NeuroBlate received authorization from the FDA in 2013, is used for epilepsy and brain cancer and is significantly less invasive than a craniotomy.
August 2018.- Future survival statistics for brain cancer can now be better with the new SureFire® technology for the NeuroBlate® treatment system.
The NeuroBlate SureFire laser uses a Magnetic Resonance Imaging (MRI) guided probe to heat and remove diseased tissue while protecting healthy brain tissue. It is used for epilepsy and brain cancer and is significantly less invasive than a craniotomy, an open brain procedure that usually involves several hours in surgery, general anesthesia and is followed by a three or four-day hospital stay for recovery.
Badih Adada, a neurosurgeon at the Cleveland Clinic Florida, began using technology in December 2017.
According to Dr. Adada, “NeuroBlate SureFire allows the neurosurgeon to accurately and safely administer an explosion of energy to treat brain tumors and ‘disconnect’ tissues that cause seizures: a very important advance for our arsenal of treatments. ”
During the procedure, the neurosurgeon makes a small opening in the skull with the NeuroBlate, places the SureFire laser in the diseased tissue and observes the MRI in real-time while the laser eradicates the tumor or brain injury, from the inside out. The patient may be awake, and the procedure may be more cost-effective. Usually, patients are discharged the next day.
NeuroBlate received authorization from the FDA in 2013 for its accuracy and safety in the delivery of laser energy. Since then, it has been used in thousands of procedures. It is the only minimally invasive cranial access system that uses a robotic interface. The Cleveland Clinic in Ohio was the first in the world to use technology at the Rose Ella Brain Neuro-Oncology and Tumor Center
Burkhardt In Florida, Dr. Adada has made several interventions with this new technology.
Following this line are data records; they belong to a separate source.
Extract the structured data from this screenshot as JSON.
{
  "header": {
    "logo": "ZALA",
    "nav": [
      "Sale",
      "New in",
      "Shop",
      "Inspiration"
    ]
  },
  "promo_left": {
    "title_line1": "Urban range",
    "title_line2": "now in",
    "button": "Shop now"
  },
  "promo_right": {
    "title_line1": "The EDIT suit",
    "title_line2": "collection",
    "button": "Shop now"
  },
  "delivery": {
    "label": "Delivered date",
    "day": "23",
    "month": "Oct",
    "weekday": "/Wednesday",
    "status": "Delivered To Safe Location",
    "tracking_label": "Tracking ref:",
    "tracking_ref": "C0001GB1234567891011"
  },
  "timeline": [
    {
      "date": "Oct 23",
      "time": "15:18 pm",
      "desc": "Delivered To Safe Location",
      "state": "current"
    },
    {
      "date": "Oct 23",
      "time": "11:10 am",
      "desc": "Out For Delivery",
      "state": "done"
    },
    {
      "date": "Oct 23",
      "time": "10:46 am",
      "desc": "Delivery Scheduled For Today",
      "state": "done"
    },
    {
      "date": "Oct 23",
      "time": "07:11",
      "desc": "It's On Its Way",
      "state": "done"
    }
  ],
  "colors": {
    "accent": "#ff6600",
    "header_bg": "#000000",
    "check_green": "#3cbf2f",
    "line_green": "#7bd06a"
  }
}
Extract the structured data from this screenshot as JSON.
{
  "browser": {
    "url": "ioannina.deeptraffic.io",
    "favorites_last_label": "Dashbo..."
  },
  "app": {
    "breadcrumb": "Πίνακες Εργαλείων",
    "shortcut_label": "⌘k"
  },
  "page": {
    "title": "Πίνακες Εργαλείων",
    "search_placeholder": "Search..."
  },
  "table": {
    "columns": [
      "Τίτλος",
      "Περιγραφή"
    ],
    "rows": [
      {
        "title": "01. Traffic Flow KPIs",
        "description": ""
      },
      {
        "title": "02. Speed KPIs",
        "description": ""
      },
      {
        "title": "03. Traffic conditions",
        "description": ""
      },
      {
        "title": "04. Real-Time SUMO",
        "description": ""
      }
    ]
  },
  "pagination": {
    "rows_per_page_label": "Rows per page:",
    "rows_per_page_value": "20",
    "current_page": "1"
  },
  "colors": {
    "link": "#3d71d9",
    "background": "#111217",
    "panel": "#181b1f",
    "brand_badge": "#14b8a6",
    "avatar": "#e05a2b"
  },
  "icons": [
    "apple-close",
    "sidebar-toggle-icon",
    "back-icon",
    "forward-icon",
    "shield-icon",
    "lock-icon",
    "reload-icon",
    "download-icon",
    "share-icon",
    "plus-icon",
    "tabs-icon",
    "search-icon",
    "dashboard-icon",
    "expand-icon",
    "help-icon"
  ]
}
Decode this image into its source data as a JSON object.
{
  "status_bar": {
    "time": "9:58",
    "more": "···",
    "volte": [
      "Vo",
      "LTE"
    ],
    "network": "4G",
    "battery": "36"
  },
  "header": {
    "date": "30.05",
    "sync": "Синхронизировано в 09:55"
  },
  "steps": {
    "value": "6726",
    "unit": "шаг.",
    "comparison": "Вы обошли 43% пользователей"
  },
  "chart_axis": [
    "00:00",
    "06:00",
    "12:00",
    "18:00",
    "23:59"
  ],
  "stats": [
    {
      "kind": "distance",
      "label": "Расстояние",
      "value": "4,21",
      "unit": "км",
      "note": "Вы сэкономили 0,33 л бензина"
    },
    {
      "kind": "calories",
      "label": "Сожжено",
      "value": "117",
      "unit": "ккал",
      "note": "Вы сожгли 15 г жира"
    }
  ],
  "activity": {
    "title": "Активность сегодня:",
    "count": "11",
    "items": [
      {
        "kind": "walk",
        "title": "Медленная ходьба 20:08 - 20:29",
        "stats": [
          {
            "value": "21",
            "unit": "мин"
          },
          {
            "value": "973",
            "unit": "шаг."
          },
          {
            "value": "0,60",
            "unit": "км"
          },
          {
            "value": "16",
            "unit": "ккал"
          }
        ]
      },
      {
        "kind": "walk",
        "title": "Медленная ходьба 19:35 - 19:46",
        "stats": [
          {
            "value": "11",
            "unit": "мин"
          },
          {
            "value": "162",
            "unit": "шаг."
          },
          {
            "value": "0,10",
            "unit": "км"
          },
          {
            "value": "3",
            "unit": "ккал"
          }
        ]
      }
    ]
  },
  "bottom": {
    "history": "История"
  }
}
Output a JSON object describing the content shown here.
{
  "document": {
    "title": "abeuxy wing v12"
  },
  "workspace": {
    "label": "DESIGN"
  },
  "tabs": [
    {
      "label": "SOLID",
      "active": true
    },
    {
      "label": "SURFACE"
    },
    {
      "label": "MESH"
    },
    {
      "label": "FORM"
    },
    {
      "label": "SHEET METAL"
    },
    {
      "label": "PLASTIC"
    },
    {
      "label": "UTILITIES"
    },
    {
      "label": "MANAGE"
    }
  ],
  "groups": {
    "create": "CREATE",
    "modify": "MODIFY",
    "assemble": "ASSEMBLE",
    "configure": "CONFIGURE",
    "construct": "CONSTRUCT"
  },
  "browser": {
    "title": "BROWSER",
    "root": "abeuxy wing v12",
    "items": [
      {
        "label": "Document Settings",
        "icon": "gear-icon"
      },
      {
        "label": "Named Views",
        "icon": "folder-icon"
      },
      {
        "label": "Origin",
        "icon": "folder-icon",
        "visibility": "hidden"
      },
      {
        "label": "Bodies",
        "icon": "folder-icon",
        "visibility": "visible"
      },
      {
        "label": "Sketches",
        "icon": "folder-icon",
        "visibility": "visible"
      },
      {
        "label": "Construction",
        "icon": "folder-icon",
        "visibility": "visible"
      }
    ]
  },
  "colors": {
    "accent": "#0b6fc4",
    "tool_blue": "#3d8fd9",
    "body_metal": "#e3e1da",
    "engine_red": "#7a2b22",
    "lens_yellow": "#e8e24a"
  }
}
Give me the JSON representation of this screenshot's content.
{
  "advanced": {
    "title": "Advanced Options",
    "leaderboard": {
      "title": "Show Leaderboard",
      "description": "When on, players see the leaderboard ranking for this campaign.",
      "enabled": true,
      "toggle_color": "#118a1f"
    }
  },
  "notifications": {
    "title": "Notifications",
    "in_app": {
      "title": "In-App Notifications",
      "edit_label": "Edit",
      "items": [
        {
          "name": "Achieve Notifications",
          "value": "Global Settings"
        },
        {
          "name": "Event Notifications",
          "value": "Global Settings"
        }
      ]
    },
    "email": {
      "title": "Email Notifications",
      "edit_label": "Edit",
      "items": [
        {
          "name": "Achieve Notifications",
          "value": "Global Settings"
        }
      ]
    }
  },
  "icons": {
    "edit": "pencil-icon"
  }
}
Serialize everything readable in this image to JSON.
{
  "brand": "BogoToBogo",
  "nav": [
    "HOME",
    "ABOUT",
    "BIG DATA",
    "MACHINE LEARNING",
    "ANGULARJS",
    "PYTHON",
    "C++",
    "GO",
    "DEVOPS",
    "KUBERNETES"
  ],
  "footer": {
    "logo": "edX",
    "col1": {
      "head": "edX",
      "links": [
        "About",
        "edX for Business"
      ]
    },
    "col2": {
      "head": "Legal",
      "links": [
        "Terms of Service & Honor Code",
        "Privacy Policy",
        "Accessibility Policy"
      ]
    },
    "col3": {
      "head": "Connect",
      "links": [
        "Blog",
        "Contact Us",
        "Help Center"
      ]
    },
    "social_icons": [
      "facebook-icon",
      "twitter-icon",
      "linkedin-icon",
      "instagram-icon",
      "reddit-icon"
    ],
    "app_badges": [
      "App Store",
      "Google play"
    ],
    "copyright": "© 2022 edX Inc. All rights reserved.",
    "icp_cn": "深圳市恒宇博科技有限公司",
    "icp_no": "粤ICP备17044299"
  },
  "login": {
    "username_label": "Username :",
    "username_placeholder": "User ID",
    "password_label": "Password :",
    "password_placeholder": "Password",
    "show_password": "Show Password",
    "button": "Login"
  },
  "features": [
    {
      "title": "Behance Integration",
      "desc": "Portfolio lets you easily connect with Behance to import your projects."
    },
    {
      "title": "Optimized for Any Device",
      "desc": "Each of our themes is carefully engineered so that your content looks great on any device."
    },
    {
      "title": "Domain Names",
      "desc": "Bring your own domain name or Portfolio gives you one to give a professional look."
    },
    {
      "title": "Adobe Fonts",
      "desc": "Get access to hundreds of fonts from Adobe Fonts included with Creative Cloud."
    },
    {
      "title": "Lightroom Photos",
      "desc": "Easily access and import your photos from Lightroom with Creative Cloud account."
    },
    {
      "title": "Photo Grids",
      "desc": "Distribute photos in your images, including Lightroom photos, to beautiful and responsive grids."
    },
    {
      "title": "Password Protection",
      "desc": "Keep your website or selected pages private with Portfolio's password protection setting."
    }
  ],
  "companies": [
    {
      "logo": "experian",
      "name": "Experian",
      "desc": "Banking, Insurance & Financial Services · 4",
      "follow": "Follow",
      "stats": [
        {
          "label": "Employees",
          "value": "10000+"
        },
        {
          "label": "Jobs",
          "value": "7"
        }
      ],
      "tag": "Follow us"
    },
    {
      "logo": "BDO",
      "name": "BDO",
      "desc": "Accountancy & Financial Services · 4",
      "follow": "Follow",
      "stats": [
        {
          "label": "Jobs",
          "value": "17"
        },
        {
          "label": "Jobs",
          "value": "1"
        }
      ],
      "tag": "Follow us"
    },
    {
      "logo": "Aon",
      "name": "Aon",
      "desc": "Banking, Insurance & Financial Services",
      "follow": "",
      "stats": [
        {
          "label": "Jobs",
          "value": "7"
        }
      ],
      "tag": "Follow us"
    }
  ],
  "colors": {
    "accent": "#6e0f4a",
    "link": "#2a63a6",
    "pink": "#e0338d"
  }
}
“Epileptic seizures and brain cancer can now be treated using minimally invasive technology, minimizing morbidity and restoring the quality of life of many patients,” said Dr. Adada.